Mental Health Awareness Week – Connecting with Nature: Top Destinations In East Anglia

This week is Mental Health Awareness Week, with this year’s theme being ‘connecting with nature’. We understand that our beloved classics give us the ability to drive to some beautiful spots but sometimes its best to get out from behind the drivers seat and take a walk.

70% of adults in the UK say that their mood is lifted when spending time outdoors. We understand that not everyone has access to vast landscapes, the time to take big trips or the privilege of fitness to take large hikes, however, you can still appreciate nature by taking a small walk or a picnic in your local green space.

You can use the hashtag #ConnectWithNature to get involved in the Mental Health Foundation online as they explore the positive benefits of spending more time outside.

We’ve made a list of our top destinations in East Anglia for you to enjoy, and that act as great backdrops for photos of your classic!

The Brecks

You may have heard of the Brecks when linked to Thetford Forest, which is part of this stunning forest landscape. Situated in Breckland, The Brecks straddles North Suffolk and South Norfolk and has the best overall climate of the UK. Fantastic for everything from Red Deer spotting to mountain biking, walking and the more adventurous high ropes. Grimes Graves, a Neolithic flint mine thought to be Europe’s first industrial centre can also be found as well as St George’s Distillery and Oxborough Hall.

Norfolk Broads

East Anglia is famous for its ‘tree of life’ map of estuaries, rivers and streams. The Norfolk Broads is the youngest National Park in the UK and is host to calming walks, characterful windmills, cycle paths and traditional pubs. Best admired from the water, boats of all sizes can be hired on the Broads.

Constable Country

Taking a walk out in Suffolk and Essex’s Constable country is sure to give you a peace of mind as you stroll through the never-ending grassy fields and age old forests that inspired the painter John Constable. Dedham Vale provides the perfect roadside backdrop for your classic motor, giving you the choice of woodland or a charming town. Equipped with accessible walks, cafe’s and row boats, Dedham Vale also features the Stour estuary which is perfect to paddle board or row down.

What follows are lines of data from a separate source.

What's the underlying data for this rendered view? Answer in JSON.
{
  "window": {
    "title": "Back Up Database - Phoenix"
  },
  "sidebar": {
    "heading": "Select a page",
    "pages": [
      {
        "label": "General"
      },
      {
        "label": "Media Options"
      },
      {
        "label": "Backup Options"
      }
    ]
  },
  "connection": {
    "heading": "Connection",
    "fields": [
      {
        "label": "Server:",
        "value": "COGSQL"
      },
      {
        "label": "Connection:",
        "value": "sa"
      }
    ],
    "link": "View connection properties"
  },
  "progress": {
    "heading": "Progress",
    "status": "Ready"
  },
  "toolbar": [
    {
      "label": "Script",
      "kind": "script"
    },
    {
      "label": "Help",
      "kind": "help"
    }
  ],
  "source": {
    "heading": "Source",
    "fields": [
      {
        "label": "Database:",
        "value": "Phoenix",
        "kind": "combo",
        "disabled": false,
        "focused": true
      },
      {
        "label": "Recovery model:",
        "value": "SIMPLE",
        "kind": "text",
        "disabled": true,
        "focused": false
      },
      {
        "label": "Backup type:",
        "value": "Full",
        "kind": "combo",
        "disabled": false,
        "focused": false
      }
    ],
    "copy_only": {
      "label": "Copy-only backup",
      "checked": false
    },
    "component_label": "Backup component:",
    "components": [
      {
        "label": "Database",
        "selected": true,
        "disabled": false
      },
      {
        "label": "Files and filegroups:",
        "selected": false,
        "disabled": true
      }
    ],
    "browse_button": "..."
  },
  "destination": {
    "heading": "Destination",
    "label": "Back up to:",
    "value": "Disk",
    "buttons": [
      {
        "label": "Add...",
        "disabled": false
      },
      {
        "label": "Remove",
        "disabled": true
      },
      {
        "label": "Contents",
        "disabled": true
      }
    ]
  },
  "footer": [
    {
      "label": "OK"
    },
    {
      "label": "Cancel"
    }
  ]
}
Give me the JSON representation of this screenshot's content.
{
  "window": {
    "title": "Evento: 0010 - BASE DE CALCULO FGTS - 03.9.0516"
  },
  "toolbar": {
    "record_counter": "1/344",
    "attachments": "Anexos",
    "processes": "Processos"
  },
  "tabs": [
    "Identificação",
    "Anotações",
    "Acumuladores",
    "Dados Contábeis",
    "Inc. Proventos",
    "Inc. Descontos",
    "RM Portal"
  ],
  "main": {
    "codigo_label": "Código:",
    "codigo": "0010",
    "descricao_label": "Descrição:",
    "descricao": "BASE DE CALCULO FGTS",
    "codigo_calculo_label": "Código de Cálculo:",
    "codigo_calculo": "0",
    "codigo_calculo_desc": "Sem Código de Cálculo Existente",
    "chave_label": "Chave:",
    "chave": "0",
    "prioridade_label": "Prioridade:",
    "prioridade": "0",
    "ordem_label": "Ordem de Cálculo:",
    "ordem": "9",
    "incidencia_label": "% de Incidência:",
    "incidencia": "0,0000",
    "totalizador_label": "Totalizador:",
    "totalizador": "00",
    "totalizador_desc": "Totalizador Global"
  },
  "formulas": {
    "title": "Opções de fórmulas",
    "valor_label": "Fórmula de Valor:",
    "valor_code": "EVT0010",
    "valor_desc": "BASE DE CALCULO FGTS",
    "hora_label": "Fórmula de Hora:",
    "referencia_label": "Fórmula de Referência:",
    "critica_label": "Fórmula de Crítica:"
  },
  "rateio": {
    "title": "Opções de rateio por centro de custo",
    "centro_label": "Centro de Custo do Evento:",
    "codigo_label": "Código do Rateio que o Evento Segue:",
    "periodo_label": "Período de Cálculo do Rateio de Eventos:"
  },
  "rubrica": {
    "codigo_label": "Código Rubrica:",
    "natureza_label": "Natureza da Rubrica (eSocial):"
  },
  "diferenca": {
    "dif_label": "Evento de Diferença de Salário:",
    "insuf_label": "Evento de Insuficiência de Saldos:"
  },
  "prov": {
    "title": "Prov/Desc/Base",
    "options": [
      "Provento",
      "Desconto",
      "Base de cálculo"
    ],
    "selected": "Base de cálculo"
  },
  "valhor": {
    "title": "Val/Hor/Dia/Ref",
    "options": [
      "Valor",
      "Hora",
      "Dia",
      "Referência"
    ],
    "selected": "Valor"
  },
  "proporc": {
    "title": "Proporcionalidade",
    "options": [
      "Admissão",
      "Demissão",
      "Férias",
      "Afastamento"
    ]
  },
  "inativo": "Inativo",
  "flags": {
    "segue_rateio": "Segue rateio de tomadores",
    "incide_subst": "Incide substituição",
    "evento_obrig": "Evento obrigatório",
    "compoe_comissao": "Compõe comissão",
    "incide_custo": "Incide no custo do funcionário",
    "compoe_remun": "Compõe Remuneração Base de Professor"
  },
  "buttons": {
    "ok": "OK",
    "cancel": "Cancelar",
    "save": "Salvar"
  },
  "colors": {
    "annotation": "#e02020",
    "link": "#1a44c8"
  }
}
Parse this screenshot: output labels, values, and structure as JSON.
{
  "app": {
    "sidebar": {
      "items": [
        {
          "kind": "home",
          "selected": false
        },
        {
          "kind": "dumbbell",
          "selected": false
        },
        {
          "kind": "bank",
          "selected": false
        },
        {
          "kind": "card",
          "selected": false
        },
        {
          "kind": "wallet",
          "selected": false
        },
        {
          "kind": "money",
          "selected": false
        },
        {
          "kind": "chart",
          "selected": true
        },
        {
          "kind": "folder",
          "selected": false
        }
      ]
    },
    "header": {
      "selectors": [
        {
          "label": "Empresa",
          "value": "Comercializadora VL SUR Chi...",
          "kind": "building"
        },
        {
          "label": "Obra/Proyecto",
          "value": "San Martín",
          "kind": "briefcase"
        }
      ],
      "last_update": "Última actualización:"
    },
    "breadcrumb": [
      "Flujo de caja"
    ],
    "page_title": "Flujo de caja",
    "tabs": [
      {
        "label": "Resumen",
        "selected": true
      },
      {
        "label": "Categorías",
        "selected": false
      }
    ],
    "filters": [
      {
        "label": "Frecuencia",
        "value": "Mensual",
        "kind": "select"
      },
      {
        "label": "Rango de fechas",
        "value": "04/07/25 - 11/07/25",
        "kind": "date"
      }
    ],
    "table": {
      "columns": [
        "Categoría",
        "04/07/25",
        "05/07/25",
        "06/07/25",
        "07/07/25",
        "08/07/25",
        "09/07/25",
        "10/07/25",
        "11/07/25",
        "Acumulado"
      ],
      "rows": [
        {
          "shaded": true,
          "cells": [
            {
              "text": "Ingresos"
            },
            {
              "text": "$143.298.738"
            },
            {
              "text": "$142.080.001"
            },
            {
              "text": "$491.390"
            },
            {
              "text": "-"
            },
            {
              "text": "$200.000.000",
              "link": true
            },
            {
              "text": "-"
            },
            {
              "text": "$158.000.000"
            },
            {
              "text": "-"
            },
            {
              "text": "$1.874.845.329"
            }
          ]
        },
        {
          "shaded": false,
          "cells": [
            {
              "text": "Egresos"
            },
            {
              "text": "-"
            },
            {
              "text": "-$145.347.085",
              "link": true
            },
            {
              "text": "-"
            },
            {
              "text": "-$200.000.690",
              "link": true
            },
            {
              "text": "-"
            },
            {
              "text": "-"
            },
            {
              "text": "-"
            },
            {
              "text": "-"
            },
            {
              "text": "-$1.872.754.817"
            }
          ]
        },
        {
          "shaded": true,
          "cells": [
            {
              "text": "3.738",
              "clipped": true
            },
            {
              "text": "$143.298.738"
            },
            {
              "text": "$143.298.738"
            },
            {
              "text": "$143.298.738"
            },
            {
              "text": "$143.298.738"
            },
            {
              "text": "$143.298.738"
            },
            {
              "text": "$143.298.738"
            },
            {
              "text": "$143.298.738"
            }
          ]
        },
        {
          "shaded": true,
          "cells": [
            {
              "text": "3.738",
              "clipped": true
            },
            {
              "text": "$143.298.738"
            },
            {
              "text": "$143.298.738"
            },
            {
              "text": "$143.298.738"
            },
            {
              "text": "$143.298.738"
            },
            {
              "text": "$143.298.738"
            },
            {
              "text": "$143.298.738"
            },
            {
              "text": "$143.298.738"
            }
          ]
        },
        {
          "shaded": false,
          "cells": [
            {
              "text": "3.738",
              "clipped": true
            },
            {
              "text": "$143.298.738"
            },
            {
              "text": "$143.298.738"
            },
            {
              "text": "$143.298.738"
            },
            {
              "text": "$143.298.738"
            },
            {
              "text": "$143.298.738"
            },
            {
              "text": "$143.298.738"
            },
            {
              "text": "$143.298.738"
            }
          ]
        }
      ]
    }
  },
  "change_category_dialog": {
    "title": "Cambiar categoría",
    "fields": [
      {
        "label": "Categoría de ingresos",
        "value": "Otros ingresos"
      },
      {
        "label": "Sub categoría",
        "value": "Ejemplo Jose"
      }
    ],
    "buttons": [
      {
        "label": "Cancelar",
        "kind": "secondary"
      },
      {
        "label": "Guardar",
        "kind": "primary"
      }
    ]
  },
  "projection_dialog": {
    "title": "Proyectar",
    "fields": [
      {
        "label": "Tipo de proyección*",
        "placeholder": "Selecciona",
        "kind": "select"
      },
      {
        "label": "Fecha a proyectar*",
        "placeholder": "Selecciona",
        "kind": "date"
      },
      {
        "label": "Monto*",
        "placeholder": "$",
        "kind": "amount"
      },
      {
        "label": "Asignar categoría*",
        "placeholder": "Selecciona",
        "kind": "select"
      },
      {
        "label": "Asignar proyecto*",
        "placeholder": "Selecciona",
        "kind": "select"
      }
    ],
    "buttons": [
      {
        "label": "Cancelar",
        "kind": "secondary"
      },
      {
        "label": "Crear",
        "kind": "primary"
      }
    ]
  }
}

Suffolk Coastline

From Covehithe to Shingle Street, Suffolk is host to a huge selection of stunning beaches, most of which are connected to interesting local history, forests, or an equally stunning village. Aldeburgh and Southwold are well known for their coastal life and make a wonderful accessible and social beach day, however if you fancy something more secluded, Bawdsey or Shingle Street provide a quaint taste of coastal Suffolk.

Sea Spalling And Horsey Gap

The Norfolk coast is home to great stretches of sandy beach and wild seals basking in the sun. Cromer and Sherringham are both great options, however for the best views of the local seals, Horsey Gap comes top trumps. If you do decide to take a walk down Horsey Gap, it is important you keep your dog on a lead as both seals and dogs are known to attack each other. Please remember these are wild seals and should not be approached. We recommend taking some binoculars or a long zoom lens on your camera so that you can enjoy the beach without putting the seals at risk.

Local Parks

For those who can’t travel far, most towns and cities have community parks that can be accessed via public transport and are accessible for wheelchairs. Ipswich has a great array of outdoor spaces such as Hollywells Park and Christchurch park. These community green spaces make great settings for a picnic or a quiet place to read. Places such as Foxes Farm also open their Sunflower fields in the summer, which makes the perfect spot to walk around and pick your own flowers.

Share this post
Share on facebook
Share on twitter
Share on pinterest